[Start of section]

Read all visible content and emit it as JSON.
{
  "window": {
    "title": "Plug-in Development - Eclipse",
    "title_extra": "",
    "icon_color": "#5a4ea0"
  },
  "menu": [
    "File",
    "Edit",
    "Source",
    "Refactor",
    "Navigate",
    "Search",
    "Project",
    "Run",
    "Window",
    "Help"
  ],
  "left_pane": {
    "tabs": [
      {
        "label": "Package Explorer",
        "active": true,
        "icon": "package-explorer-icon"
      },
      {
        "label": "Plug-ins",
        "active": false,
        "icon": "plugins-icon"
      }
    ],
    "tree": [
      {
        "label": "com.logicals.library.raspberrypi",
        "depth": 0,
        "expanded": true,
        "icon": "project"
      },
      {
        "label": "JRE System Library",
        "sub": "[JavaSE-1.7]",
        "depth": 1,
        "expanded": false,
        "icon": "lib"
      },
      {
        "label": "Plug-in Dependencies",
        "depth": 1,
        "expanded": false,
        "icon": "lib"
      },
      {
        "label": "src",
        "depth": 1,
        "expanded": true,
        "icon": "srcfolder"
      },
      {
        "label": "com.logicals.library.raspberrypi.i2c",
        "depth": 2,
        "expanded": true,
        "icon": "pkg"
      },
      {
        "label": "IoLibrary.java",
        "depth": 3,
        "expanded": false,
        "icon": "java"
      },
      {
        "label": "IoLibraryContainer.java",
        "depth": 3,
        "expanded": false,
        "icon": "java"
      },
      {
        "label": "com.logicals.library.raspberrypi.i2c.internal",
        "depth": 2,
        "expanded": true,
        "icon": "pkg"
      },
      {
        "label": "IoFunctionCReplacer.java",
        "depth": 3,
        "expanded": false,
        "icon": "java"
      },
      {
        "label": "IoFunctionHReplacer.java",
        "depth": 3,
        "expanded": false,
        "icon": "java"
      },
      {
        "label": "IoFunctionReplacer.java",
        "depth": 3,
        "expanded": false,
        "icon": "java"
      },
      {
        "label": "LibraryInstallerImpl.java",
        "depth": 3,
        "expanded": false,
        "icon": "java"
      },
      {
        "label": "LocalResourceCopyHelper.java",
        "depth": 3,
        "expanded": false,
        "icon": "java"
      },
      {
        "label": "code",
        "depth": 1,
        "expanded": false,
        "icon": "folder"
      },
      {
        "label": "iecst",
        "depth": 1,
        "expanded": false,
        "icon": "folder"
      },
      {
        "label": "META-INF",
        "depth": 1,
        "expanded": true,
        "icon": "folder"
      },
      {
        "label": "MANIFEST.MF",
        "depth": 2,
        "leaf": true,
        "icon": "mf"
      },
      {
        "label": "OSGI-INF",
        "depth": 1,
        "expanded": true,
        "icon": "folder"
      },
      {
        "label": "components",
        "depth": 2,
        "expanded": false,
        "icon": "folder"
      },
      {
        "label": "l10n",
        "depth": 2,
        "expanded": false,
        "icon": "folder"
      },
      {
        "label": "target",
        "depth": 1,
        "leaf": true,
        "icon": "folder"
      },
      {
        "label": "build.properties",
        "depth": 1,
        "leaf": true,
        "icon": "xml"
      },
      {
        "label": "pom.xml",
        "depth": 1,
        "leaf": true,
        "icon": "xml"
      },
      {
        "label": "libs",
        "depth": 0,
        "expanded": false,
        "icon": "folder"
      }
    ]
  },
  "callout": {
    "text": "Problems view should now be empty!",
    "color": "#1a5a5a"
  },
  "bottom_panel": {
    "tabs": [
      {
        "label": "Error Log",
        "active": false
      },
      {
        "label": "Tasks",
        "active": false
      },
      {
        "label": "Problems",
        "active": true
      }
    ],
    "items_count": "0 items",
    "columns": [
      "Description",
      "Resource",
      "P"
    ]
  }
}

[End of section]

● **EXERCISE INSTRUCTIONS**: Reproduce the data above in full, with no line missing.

● **ANSWER**:
Read all visible content and emit it as JSON.
{
  "window": {
    "title": "Plug-in Development - Eclipse",
    "title_extra": "",
    "icon_color": "#5a4ea0"
  },
  "menu": [
    "File",
    "Edit",
    "Source",
    "Refactor",
    "Navigate",
    "Search",
    "Project",
    "Run",
    "Window",
    "Help"
  ],
  "left_pane": {
    "tabs": [
      {
        "label": "Package Explorer",
        "active": true,
        "icon": "package-explorer-icon"
      },
      {
        "label": "Plug-ins",
        "active": false,
        "icon": "plugins-icon"
      }
    ],
    "tree": [
      {
        "label": "com.logicals.library.raspberrypi",
        "depth": 0,
        "expanded": true,
        "icon": "project"
      },
      {
        "label": "JRE System Library",
        "sub": "[JavaSE-1.7]",
        "depth": 1,
        "expanded": false,
        "icon": "lib"
      },
      {
        "label": "Plug-in Dependencies",
        "depth": 1,
        "expanded": false,
        "icon": "lib"
      },
      {
        "label": "src",
        "depth": 1,
        "expanded": true,
        "icon": "srcfolder"
      },
      {
        "label": "com.logicals.library.raspberrypi.i2c",
        "depth": 2,
        "expanded": true,
        "icon": "pkg"
      },
      {
        "label": "IoLibrary.java",
        "depth": 3,
        "expanded": false,
        "icon": "java"
      },
      {
        "label": "IoLibraryContainer.java",
        "depth": 3,
        "expanded": false,
        "icon": "java"
      },
      {
        "label": "com.logicals.library.raspberrypi.i2c.internal",
        "depth": 2,
        "expanded": true,
        "icon": "pkg"
      },
      {
        "label": "IoFunctionCReplacer.java",
        "depth": 3,
        "expanded": false,
        "icon": "java"
      },
      {
        "label": "IoFunctionHReplacer.java",
        "depth": 3,
        "expanded": false,
        "icon": "java"
      },
      {
        "label": "IoFunctionReplacer.java",
        "depth": 3,
        "expanded": false,
        "icon": "java"
      },
      {
        "label": "LibraryInstallerImpl.java",
        "depth": 3,
        "expanded": false,
        "icon": "java"
      },
      {
        "label": "LocalResourceCopyHelper.java",
        "depth": 3,
        "expanded": false,
        "icon": "java"
      },
      {
        "label": "code",
        "depth": 1,
        "expanded": false,
        "icon": "folder"
      },
      {
        "label": "iecst",
        "depth": 1,
        "expanded": false,
        "icon": "folder"
      },
      {
        "label": "META-INF",
        "depth": 1,
        "expanded": true,
        "icon": "folder"
      },
      {
        "label": "MANIFEST.MF",
        "depth": 2,
        "leaf": true,
        "icon": "mf"
      },
      {
        "label": "OSGI-INF",
        "depth": 1,
        "expanded": true,
        "icon": "folder"
      },
      {
        "label": "components",
        "depth": 2,
        "expanded": false,
        "icon": "folder"
      },
      {
        "label": "l10n",
        "depth": 2,
        "expanded": false,
        "icon": "folder"
      },
      {
        "label": "target",
        "depth": 1,
        "leaf": true,
        "icon": "folder"
      },
      {
        "label": "build.properties",
        "depth": 1,
        "leaf": true,
        "icon": "xml"
      },
      {
        "label": "pom.xml",
        "depth": 1,
        "leaf": true,
        "icon": "xml"
      },
      {
        "label": "libs",
        "depth": 0,
        "expanded": false,
        "icon": "folder"
      }
    ]
  },
  "callout": {
    "text": "Problems view should now be empty!",
    "color": "#1a5a5a"
  },
  "bottom_panel": {
    "tabs": [
      {
        "label": "Error Log",
        "active": false
      },
      {
        "label": "Tasks",
        "active": false
      },
      {
        "label": "Problems",
        "active": true
      }
    ],
    "items_count": "0 items",
    "columns": [
      "Description",
      "Resource",
      "P"
    ]
  }
}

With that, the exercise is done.